Recently there has been media coverage regarding parvovirus infections in Guelph dogs. There is talk of the potential for an outbreak in the Guelph area given the higher number of unvaccinated animals we are seeing.
What is parvovirus, and why is it important to protect your pets from this easily preventable disease?
Parvovirus affects dogs by causing the destruction of the cells lining the intestine. Dogs infected with Parvovirus will have signs of vomiting, diarrhea (often with blood), lethargy and dehydration. Treatment can be intensive and involves hospitalization on intravenous fluids and antibiotics. Without this treatment the disease is often fatal.
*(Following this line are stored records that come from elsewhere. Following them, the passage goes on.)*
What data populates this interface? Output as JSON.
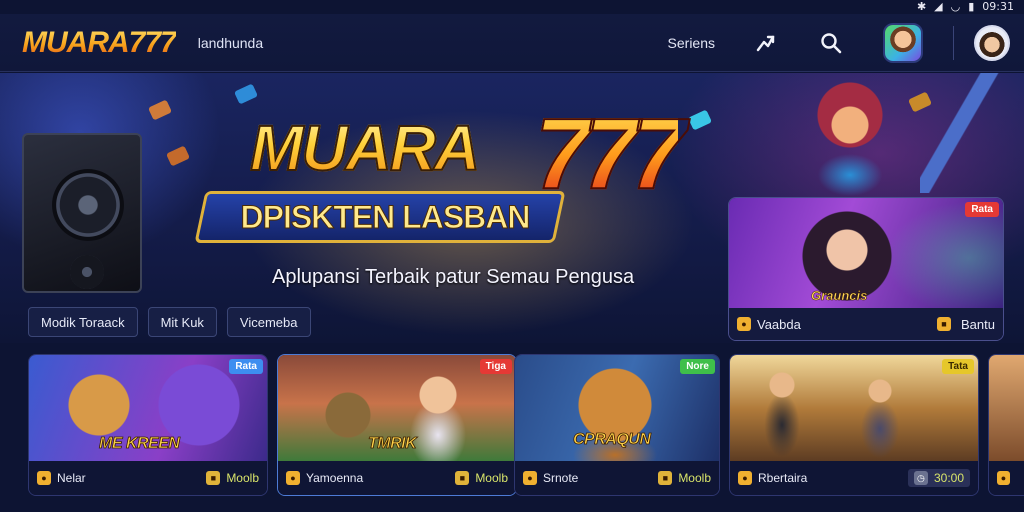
{
  "status_bar": {
    "icons": [
      "bluetooth-icon",
      "signal-icon",
      "wifi-icon",
      "battery-icon"
    ],
    "time": "09:31"
  },
  "header": {
    "logo": "MUARA777",
    "nav_link": "landhunda",
    "search_label": "Seriens",
    "icons": [
      "share-icon",
      "search-icon"
    ]
  },
  "hero": {
    "title": "MUARA",
    "title_number": "777",
    "subtitle": "DPISKTEN LASBAN",
    "tagline": "Aplupansi Terbaik patur Semau Pengusa"
  },
  "chips": [
    "Modik Toraack",
    "Mit Kuk",
    "Vicemeba"
  ],
  "featured": {
    "art_title": "Grauncis",
    "tag": "Rata",
    "left_label": "Vaabda",
    "right_label": "Bantu"
  },
  "cards": [
    {
      "art_title": "ME KREEN",
      "tag": "Rata",
      "left_label": "Nelar",
      "right_label": "Moolb"
    },
    {
      "art_title": "TMRIK",
      "tag": "Tiga",
      "left_label": "Yamoenna",
      "right_label": "Moolb"
    },
    {
      "art_title": "CPRAQUN",
      "tag": "Nore",
      "left_label": "Srnote",
      "right_label": "Moolb"
    },
    {
      "art_title": "",
      "tag": "Tata",
      "left_label": "Rbertaira",
      "right_label": "30:00"
    }
  ],
  "colors": {
    "background": "#0d1433",
    "header": "#121a3f",
    "accent_gold": "#ffd13a",
    "accent_red": "#e0211d",
    "tag_blue": "#3d8ef0",
    "tag_red": "#e53935",
    "tag_green": "#3fbf4a",
    "tag_yellow": "#e6c72a"
  }
}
Unfortunately, even with treatment, many dogs will succumb to the disease with mortality rates reaching as high as 90%. This is why veterinarians consistently encourage dog owners to vaccinate for Parvovirus. Parvo is a high-risk disease which can be prevented with a readily available and very effective vaccine.
We recommend that puppies be vaccinated against Parvovirus at 8, 12 and 16 weeks of age and that adult dogs receive a booster vaccination regularly. Parvovirus in vaccinated animals is rare to non-existent. Due to the efficacy of the vaccine, those dogs most at risk for Parvo infection are young unvaccinated puppies, unvaccinated adult dogs, immunocompromised dogs or those dogs that have not received all of their vaccines.
How could your dog contract Parvovirus?
Parvovirus is transmitted from dog to dog by direct or indirect contact with infected feces. We tend to see a surge of Parvovirus cases in the spring as snow is melting, uncovering feces that were never picked up during the winter. The virus is extremely resilient and can survive for over a year in infected soils or feces.
The best way to protect your dog is to make sure they receive protective vaccinations regularly and keep them away from areas littered with dog feces. Pet owners can do their part by always picking up after their dogs whether out for a leash walk, at the dog park or walking through a wooded trail.
If you have any questions about Parvovirus, please don't hesitate to contact us at (519) 824-9898 or via email.